In addition to fieldwork, many paleontologists work in museums or universities, educating others about the history of life on Earth. Their work typically involves creating exhibits, giving talks, and teaching classes to help them understand the significance of paleontologists’ work.

What do paleontologists study?

The primary focus of a paleontologist’s work is the study of the history of life on Earth through fossil records. They examine various fossils to assemble Earth’s complex and lengthy biological history. There are many branches of paleontology that scientists may specialize in.

Paleobotany delves into ancient plants by studying plant fossils. Micropaleontology deals with tiny fossils that need a microscope for observation. Paleoecologists investigate how ancient organisms interacted with their ancient environments.

What tools do paleontologists use?

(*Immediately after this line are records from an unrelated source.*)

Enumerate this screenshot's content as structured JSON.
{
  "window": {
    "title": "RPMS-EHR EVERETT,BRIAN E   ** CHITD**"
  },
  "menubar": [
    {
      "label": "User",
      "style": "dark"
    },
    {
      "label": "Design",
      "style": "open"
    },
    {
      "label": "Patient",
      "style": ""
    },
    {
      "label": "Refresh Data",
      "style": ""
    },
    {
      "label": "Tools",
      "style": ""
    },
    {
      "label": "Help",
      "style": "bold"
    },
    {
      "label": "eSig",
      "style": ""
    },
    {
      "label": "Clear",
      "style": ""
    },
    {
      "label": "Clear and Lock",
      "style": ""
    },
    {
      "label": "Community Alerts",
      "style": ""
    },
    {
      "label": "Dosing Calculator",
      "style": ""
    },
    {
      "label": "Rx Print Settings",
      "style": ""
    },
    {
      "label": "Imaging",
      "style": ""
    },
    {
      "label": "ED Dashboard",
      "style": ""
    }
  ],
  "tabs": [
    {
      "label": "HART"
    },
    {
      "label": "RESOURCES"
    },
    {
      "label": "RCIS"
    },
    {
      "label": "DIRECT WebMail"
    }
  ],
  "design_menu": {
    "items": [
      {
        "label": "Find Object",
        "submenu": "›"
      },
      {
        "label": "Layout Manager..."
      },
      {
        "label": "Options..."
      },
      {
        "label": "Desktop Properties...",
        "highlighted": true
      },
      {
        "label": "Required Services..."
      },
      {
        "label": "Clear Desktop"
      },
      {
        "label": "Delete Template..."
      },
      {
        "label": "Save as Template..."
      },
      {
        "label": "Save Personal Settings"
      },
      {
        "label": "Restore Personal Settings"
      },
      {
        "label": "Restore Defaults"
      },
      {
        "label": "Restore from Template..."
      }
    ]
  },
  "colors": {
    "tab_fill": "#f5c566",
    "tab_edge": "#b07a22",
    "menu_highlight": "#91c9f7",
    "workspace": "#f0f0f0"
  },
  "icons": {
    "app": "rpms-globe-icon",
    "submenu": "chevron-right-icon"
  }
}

Paleontologists use various analytical tools and techniques to examine and extract the fossils they uncover. While in the field, paleontologists use excavation tools such as chisels, hammers, precise brushes, and sifting screens to remove fossilized remains from sedimentary rock deposits carefully. In the laboratory, paleontologists use analytical tools such as microscopes that examine microscopic structures, 3D scanners, imaging software that creates digital models of fossils, and chemical analysis instruments such as spectrometers to analyze fossilized tissue.

How long does it take to become a paleontologist?

To become a paleontologist, an advanced college degree is required. To become a paleontology researcher, professionals typically need a science doctorate, which can take four to six years after receiving a bachelor’s degree. Paleontologists who maintain fossil collections for museums or universities often only have a master’s in paleontology, which takes two to three years on average. Overall, it can take up to ten years of education and training to become an advanced paleontologist.

Learn more about paleontology at Thanksgiving Point’s Museum of Ancient Life

Want to learn more about paleontology? The Museum of Ancient Life recently reopened the entrance gallery, providing greater interaction and opportunities to learn about the entire paleontology process. Whether you’re peeking into the working paleontology lab, exploring a field site, or trying your hand at paleontology at the Paleo Studio, the new spaces will bring paleontology to life for you and your family!

Explore the Museum of Ancient Life